Scott Monument
National Gallery

The Edinburgh Fringe Festival is the largest arts festival of the world featuring thousands of performers. This festival usually takes place during the first three weeks of August and it is something I truly believe everyone should experience. The first time I was in Edinburgh, it was a quiet and charming city. During the festival, this all changed. The quiet calm had been replaced by loud excitement and cheer wherever you went. Anywhere I turned there were street performers and flash mobs happening. When I first arrived, I watched a play about women’s role in the Vietnam war, followed by a comedy sketch by the lovely Jilberto Santos, and lastly a circus performance by the incredible Circolombia. What I loved about seeing Edinburgh in festival mode, was the diversity. Whereas it normally isn’t quite diverse, it was now filled with people from across the globe to celebrate this festival. During this day, I would also check out the National Gallery and revisit Calton Hill as I did so many years ago. This would be the beginning of my journey, and the next day would be the beginning of my adventure into the Scottish Highlands.

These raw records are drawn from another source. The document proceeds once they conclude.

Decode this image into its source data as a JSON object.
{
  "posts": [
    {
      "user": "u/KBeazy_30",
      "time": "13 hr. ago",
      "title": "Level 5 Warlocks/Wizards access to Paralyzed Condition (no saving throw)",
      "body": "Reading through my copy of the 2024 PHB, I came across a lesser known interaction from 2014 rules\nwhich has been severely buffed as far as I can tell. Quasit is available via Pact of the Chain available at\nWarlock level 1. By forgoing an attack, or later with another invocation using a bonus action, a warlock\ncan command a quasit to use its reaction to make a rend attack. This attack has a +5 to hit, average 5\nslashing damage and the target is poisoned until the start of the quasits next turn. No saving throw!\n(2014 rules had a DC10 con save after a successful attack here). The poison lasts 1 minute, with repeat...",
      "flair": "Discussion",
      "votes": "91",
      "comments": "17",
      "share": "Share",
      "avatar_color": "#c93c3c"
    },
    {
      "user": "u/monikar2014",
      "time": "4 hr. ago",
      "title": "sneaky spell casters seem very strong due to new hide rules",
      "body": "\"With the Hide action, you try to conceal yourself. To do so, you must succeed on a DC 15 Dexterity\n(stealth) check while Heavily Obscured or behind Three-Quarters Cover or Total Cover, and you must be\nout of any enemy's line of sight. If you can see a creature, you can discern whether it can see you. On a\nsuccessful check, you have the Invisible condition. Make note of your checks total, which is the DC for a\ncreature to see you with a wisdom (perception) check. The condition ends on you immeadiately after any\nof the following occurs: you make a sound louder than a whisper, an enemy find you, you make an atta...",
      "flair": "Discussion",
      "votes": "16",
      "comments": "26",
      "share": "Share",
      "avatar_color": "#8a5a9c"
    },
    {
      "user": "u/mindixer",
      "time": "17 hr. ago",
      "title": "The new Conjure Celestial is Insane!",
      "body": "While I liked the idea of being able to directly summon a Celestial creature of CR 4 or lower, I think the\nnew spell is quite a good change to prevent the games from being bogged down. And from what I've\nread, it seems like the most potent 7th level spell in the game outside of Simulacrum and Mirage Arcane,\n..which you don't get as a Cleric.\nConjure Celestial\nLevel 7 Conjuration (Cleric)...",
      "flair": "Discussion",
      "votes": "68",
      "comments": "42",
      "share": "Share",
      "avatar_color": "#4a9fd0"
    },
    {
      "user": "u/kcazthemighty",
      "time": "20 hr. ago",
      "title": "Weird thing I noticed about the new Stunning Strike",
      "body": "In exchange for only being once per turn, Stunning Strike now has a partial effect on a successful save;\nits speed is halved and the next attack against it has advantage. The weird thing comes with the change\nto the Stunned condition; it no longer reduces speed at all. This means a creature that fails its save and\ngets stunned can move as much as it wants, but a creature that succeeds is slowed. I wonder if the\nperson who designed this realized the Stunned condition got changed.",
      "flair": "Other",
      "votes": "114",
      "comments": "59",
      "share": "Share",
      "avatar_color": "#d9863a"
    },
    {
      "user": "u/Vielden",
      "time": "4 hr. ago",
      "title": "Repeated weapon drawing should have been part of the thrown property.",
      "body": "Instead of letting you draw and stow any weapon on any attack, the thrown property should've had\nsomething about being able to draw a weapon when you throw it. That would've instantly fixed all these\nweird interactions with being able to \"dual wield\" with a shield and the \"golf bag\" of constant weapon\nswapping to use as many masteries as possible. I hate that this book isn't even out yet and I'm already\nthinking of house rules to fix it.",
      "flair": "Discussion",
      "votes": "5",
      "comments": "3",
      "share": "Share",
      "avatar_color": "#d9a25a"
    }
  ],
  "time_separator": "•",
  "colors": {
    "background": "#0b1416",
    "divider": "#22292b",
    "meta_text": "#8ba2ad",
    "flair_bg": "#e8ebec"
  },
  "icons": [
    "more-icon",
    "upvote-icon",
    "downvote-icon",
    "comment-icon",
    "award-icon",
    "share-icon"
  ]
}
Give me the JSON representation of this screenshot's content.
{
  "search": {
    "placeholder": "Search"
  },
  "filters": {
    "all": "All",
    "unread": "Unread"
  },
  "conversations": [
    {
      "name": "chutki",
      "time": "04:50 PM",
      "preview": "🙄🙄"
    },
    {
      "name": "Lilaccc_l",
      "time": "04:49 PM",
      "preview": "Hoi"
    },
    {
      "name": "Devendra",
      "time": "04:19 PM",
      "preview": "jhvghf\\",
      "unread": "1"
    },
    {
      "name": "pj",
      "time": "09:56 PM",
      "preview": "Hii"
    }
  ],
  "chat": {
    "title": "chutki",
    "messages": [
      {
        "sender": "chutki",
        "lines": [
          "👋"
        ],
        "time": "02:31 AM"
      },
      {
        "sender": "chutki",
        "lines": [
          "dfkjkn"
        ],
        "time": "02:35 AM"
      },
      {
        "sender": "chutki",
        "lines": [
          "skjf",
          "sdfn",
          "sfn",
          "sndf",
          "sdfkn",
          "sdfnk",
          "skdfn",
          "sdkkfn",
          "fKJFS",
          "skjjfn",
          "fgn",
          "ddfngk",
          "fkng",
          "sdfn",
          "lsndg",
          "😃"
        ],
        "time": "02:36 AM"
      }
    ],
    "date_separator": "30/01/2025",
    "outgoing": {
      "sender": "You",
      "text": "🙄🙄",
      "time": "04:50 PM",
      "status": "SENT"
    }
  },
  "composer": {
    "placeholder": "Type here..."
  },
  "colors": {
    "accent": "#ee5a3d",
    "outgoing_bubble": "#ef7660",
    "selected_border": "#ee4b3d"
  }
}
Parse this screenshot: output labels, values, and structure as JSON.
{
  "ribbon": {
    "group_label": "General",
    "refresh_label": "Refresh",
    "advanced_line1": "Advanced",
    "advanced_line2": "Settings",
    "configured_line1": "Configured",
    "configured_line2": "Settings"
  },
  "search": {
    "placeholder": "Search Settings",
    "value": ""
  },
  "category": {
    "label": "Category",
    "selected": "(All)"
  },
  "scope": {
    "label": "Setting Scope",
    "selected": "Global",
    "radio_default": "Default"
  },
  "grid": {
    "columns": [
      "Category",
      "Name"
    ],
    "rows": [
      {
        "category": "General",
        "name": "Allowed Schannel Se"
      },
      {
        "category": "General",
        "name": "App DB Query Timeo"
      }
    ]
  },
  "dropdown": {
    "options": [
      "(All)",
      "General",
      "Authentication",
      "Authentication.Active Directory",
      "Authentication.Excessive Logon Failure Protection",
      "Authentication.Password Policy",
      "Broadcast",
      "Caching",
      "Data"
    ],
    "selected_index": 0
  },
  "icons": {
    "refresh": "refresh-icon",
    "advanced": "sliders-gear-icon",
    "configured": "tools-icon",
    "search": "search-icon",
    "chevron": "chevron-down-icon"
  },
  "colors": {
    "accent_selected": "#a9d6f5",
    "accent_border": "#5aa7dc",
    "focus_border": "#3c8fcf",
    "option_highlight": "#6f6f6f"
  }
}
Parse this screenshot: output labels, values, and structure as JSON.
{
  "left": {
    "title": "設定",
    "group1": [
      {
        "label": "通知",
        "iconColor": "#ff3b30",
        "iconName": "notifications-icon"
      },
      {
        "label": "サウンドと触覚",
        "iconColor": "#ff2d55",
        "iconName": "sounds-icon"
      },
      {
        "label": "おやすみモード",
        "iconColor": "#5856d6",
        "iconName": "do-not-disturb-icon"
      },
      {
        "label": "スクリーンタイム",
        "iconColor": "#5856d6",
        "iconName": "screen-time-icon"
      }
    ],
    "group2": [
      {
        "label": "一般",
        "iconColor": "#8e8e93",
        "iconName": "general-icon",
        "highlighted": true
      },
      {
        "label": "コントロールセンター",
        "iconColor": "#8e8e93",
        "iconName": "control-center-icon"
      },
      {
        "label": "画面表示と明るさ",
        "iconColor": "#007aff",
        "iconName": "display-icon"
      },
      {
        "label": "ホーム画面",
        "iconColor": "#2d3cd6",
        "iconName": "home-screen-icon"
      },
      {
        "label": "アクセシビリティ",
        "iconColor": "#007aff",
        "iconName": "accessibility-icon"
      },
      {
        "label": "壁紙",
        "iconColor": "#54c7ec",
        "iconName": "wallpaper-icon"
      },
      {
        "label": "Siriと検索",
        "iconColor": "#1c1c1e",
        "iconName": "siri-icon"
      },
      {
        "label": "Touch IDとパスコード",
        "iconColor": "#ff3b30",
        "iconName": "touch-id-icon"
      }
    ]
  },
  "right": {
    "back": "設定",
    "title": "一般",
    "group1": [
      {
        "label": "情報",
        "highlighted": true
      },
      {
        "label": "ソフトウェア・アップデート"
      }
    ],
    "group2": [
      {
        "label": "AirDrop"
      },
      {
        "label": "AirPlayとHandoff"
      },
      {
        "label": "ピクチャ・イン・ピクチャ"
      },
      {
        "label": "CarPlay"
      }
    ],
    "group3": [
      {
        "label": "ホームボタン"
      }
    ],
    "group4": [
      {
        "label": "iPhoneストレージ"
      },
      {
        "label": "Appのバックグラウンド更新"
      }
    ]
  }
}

Comedy Sketch by Jilberto Soto
Circus Hub

 

As the sun began to rise the next morning, I got ready and headed towards the meet up location for Haggis Adventures. It was with this tour I would spend the next five days exploring the Highlands which would include visits to the Isle of Skye, searching for the Loch Ness Monster, and taking part in a traditional Scottish Ceilidh (dance). So stick around, and see what this new adventure would bring.